Provided records Start Marker

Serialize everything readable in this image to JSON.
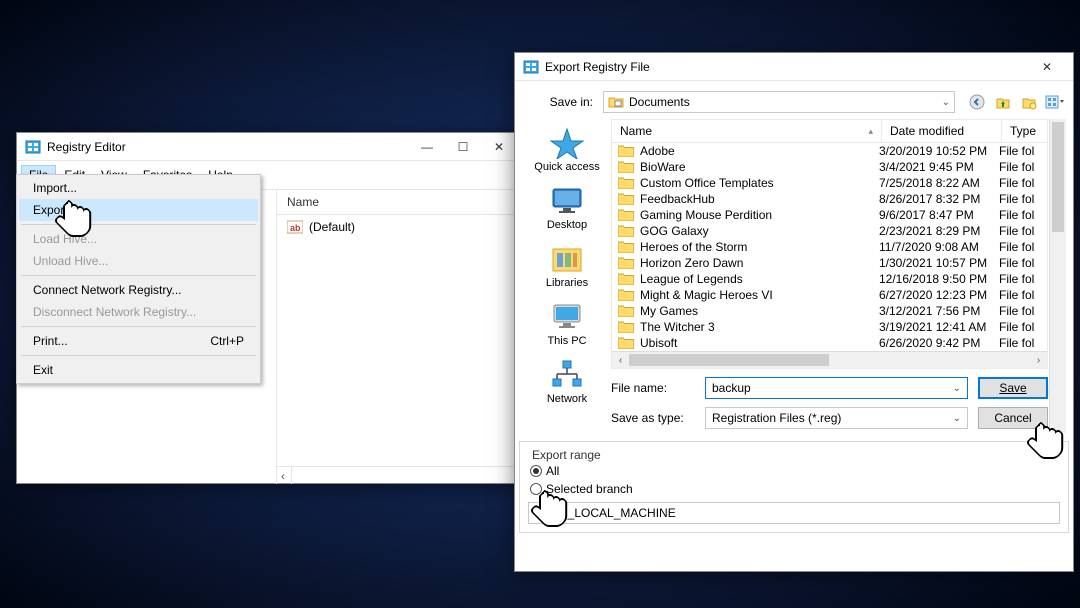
{
  "regedit": {
    "title": "Registry Editor",
    "menu": [
      "File",
      "Edit",
      "View",
      "Favorites",
      "Help"
    ],
    "file_menu": {
      "import": "Import...",
      "export": "Export...",
      "load_hive": "Load Hive...",
      "unload_hive": "Unload Hive...",
      "connect": "Connect Network Registry...",
      "disconnect": "Disconnect Network Registry...",
      "print": "Print...",
      "print_shortcut": "Ctrl+P",
      "exit": "Exit"
    },
    "right_pane": {
      "col_name": "Name",
      "default_value": "(Default)"
    }
  },
  "export": {
    "title": "Export Registry File",
    "save_in_label": "Save in:",
    "save_in_value": "Documents",
    "places": [
      "Quick access",
      "Desktop",
      "Libraries",
      "This PC",
      "Network"
    ],
    "columns": {
      "name": "Name",
      "date": "Date modified",
      "type": "Type"
    },
    "files": [
      {
        "name": "Adobe",
        "date": "3/20/2019 10:52 PM",
        "type": "File fol"
      },
      {
        "name": "BioWare",
        "date": "3/4/2021 9:45 PM",
        "type": "File fol"
      },
      {
        "name": "Custom Office Templates",
        "date": "7/25/2018 8:22 AM",
        "type": "File fol"
      },
      {
        "name": "FeedbackHub",
        "date": "8/26/2017 8:32 PM",
        "type": "File fol"
      },
      {
        "name": "Gaming Mouse Perdition",
        "date": "9/6/2017 8:47 PM",
        "type": "File fol"
      },
      {
        "name": "GOG Galaxy",
        "date": "2/23/2021 8:29 PM",
        "type": "File fol"
      },
      {
        "name": "Heroes of the Storm",
        "date": "11/7/2020 9:08 AM",
        "type": "File fol"
      },
      {
        "name": "Horizon Zero Dawn",
        "date": "1/30/2021 10:57 PM",
        "type": "File fol"
      },
      {
        "name": "League of Legends",
        "date": "12/16/2018 9:50 PM",
        "type": "File fol"
      },
      {
        "name": "Might & Magic Heroes VI",
        "date": "6/27/2020 12:23 PM",
        "type": "File fol"
      },
      {
        "name": "My Games",
        "date": "3/12/2021 7:56 PM",
        "type": "File fol"
      },
      {
        "name": "The Witcher 3",
        "date": "3/19/2021 12:41 AM",
        "type": "File fol"
      },
      {
        "name": "Ubisoft",
        "date": "6/26/2020 9:42 PM",
        "type": "File fol"
      }
    ],
    "filename_label": "File name:",
    "filename_value": "backup",
    "saveas_label": "Save as type:",
    "saveas_value": "Registration Files (*.reg)",
    "save_btn": "Save",
    "cancel_btn": "Cancel",
    "range_legend": "Export range",
    "range_all": "All",
    "range_selected": "Selected branch",
    "branch_value": "HKEY_LOCAL_MACHINE"
  }
}
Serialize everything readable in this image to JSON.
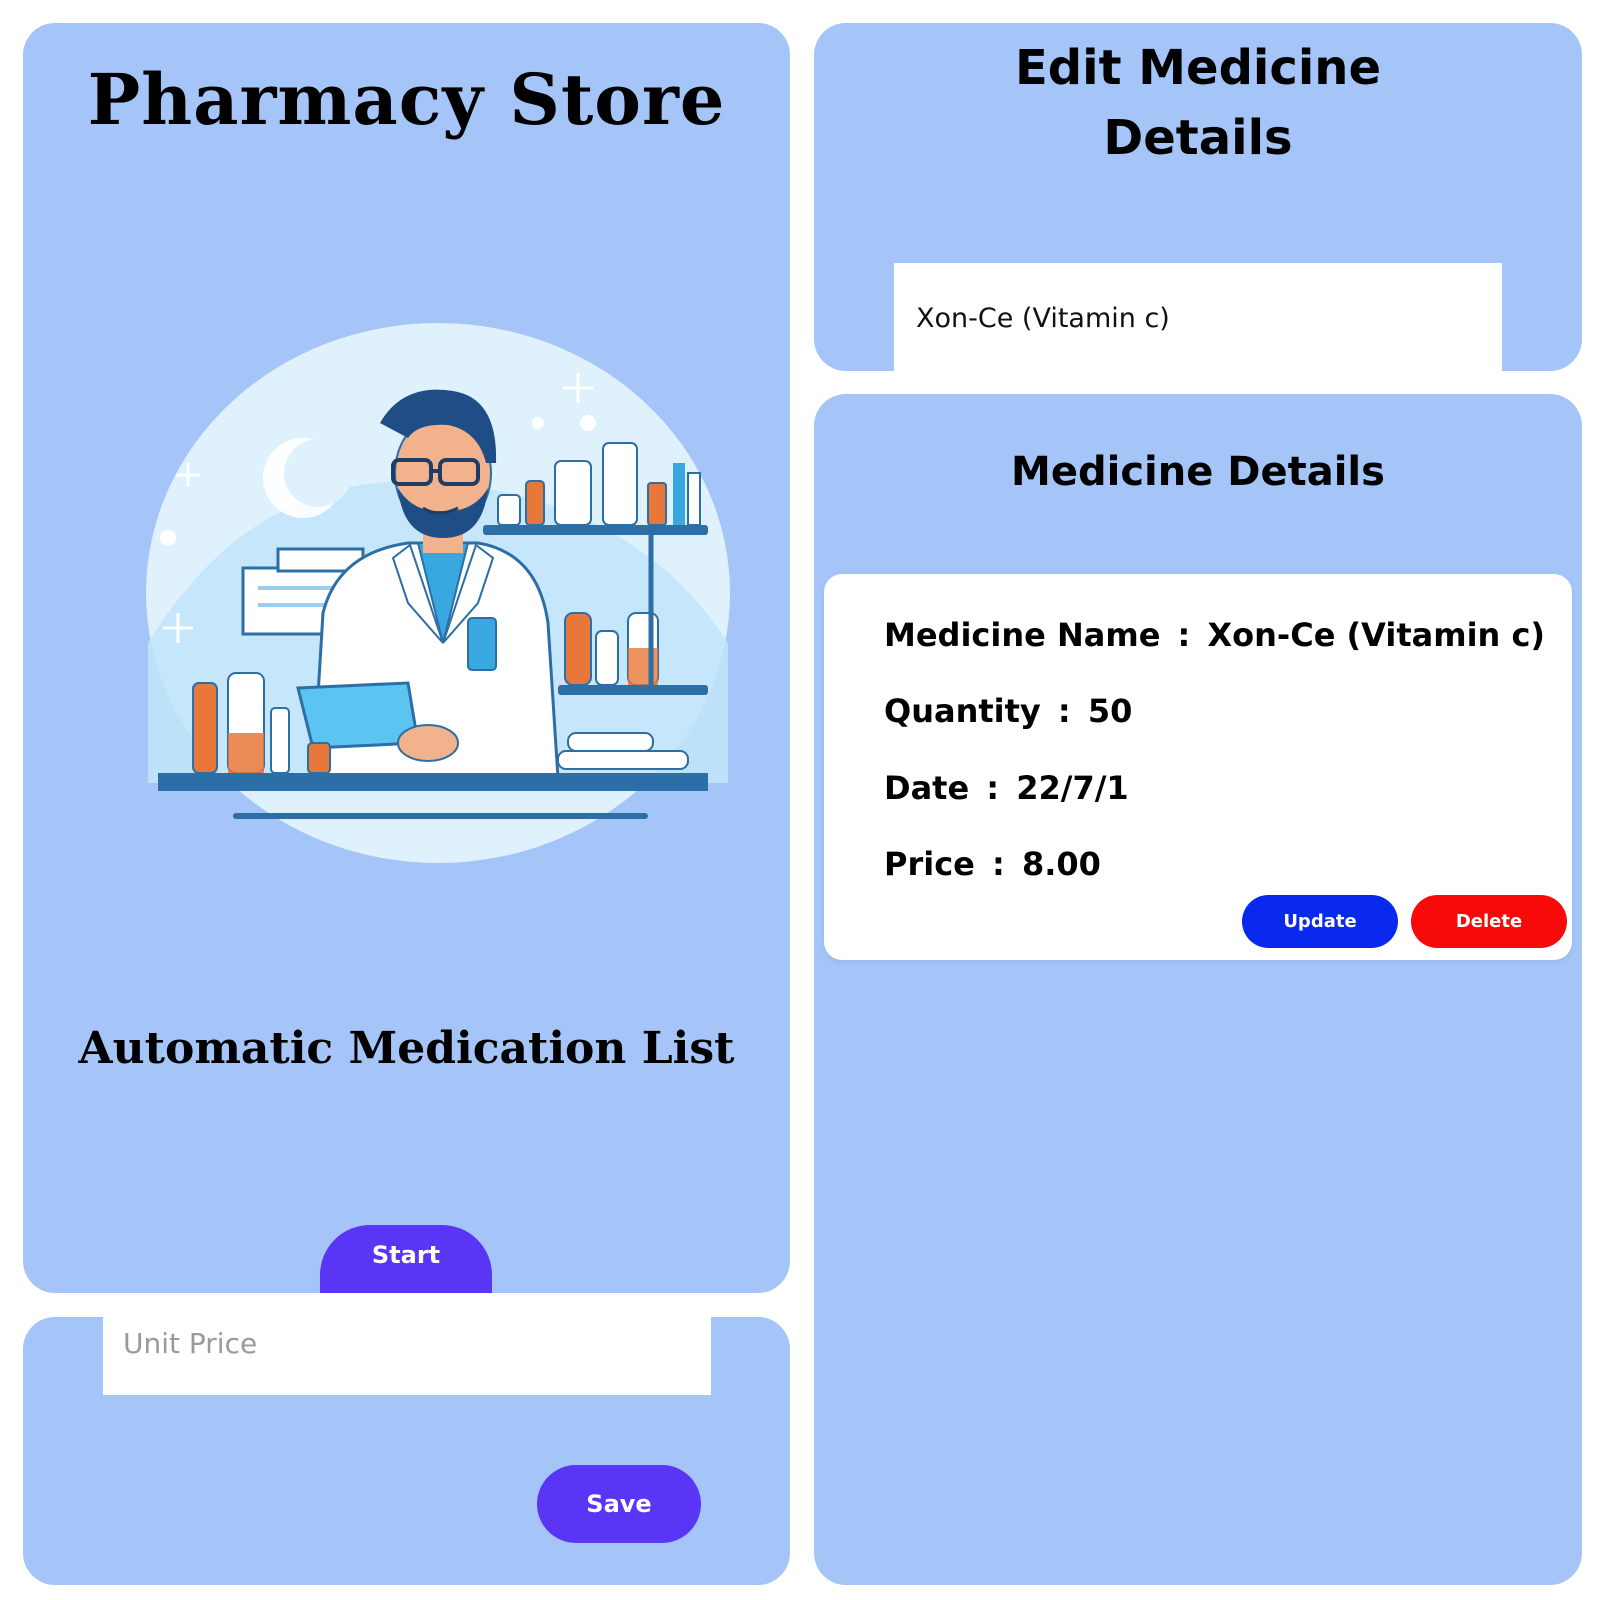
{
  "start_screen": {
    "title": "Pharmacy Store",
    "subtitle": "Automatic Medication List",
    "start_label": "Start",
    "illustration_icon": "pharmacist-icon"
  },
  "price_form": {
    "unit_price_placeholder": "Unit Price",
    "unit_price_value": "",
    "save_label": "Save"
  },
  "edit_screen": {
    "title_line1": "Edit Medicine",
    "title_line2": "Details",
    "medicine_value": "Xon-Ce (Vitamin c)"
  },
  "details_screen": {
    "title": "Medicine Details",
    "fields": {
      "name_label": "Medicine Name",
      "name_value": "Xon-Ce (Vitamin c)",
      "quantity_label": "Quantity",
      "quantity_value": "50",
      "date_label": "Date",
      "date_value": "22/7/1",
      "price_label": "Price",
      "price_value": "8.00"
    },
    "update_label": "Update",
    "delete_label": "Delete"
  },
  "colors": {
    "panel_bg": "#a5c5f8",
    "primary_purple": "#5b35f5",
    "update_blue": "#0a29ee",
    "delete_red": "#f70a0a",
    "card_bg": "#ffffff"
  }
}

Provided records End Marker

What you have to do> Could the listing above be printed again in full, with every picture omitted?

Exercise solution>
Serialize everything readable in this image to JSON.
{
  "regedit": {
    "title": "Registry Editor",
    "menu": [
      "File",
      "Edit",
      "View",
      "Favorites",
      "Help"
    ],
    "file_menu": {
      "import": "Import...",
      "export": "Export...",
      "load_hive": "Load Hive...",
      "unload_hive": "Unload Hive...",
      "connect": "Connect Network Registry...",
      "disconnect": "Disconnect Network Registry...",
      "print": "Print...",
      "print_shortcut": "Ctrl+P",
      "exit": "Exit"
    },
    "right_pane": {
      "col_name": "Name",
      "default_value": "(Default)"
    }
  },
  "export": {
    "title": "Export Registry File",
    "save_in_label": "Save in:",
    "save_in_value": "Documents",
    "places": [
      "Quick access",
      "Desktop",
      "Libraries",
      "This PC",
      "Network"
    ],
    "columns": {
      "name": "Name",
      "date": "Date modified",
      "type": "Type"
    },
    "files": [
      {
        "name": "Adobe",
        "date": "3/20/2019 10:52 PM",
        "type": "File fol"
      },
      {
        "name": "BioWare",
        "date": "3/4/2021 9:45 PM",
        "type": "File fol"
      },
      {
        "name": "Custom Office Templates",
        "date": "7/25/2018 8:22 AM",
        "type": "File fol"
      },
      {
        "name": "FeedbackHub",
        "date": "8/26/2017 8:32 PM",
        "type": "File fol"
      },
      {
        "name": "Gaming Mouse Perdition",
        "date": "9/6/2017 8:47 PM",
        "type": "File fol"
      },
      {
        "name": "GOG Galaxy",
        "date": "2/23/2021 8:29 PM",
        "type": "File fol"
      },
      {
        "name": "Heroes of the Storm",
        "date": "11/7/2020 9:08 AM",
        "type": "File fol"
      },
      {
        "name": "Horizon Zero Dawn",
        "date": "1/30/2021 10:57 PM",
        "type": "File fol"
      },
      {
        "name": "League of Legends",
        "date": "12/16/2018 9:50 PM",
        "type": "File fol"
      },
      {
        "name": "Might & Magic Heroes VI",
        "date": "6/27/2020 12:23 PM",
        "type": "File fol"
      },
      {
        "name": "My Games",
        "date": "3/12/2021 7:56 PM",
        "type": "File fol"
      },
      {
        "name": "The Witcher 3",
        "date": "3/19/2021 12:41 AM",
        "type": "File fol"
      },
      {
        "name": "Ubisoft",
        "date": "6/26/2020 9:42 PM",
        "type": "File fol"
      }
    ],
    "filename_label": "File name:",
    "filename_value": "backup",
    "saveas_label": "Save as type:",
    "saveas_value": "Registration Files (*.reg)",
    "save_btn": "Save",
    "cancel_btn": "Cancel",
    "range_legend": "Export range",
    "range_all": "All",
    "range_selected": "Selected branch",
    "branch_value": "HKEY_LOCAL_MACHINE"
  }
}
Serialize everything readable in this image to JSON.
{
  "start_screen": {
    "title": "Pharmacy Store",
    "subtitle": "Automatic Medication List",
    "start_label": "Start",
    "illustration_icon": "pharmacist-icon"
  },
  "price_form": {
    "unit_price_placeholder": "Unit Price",
    "unit_price_value": "",
    "save_label": "Save"
  },
  "edit_screen": {
    "title_line1": "Edit Medicine",
    "title_line2": "Details",
    "medicine_value": "Xon-Ce (Vitamin c)"
  },
  "details_screen": {
    "title": "Medicine Details",
    "fields": {
      "name_label": "Medicine Name",
      "name_value": "Xon-Ce (Vitamin c)",
      "quantity_label": "Quantity",
      "quantity_value": "50",
      "date_label": "Date",
      "date_value": "22/7/1",
      "price_label": "Price",
      "price_value": "8.00"
    },
    "update_label": "Update",
    "delete_label": "Delete"
  },
  "colors": {
    "panel_bg": "#a5c5f8",
    "primary_purple": "#5b35f5",
    "update_blue": "#0a29ee",
    "delete_red": "#f70a0a",
    "card_bg": "#ffffff"
  }
}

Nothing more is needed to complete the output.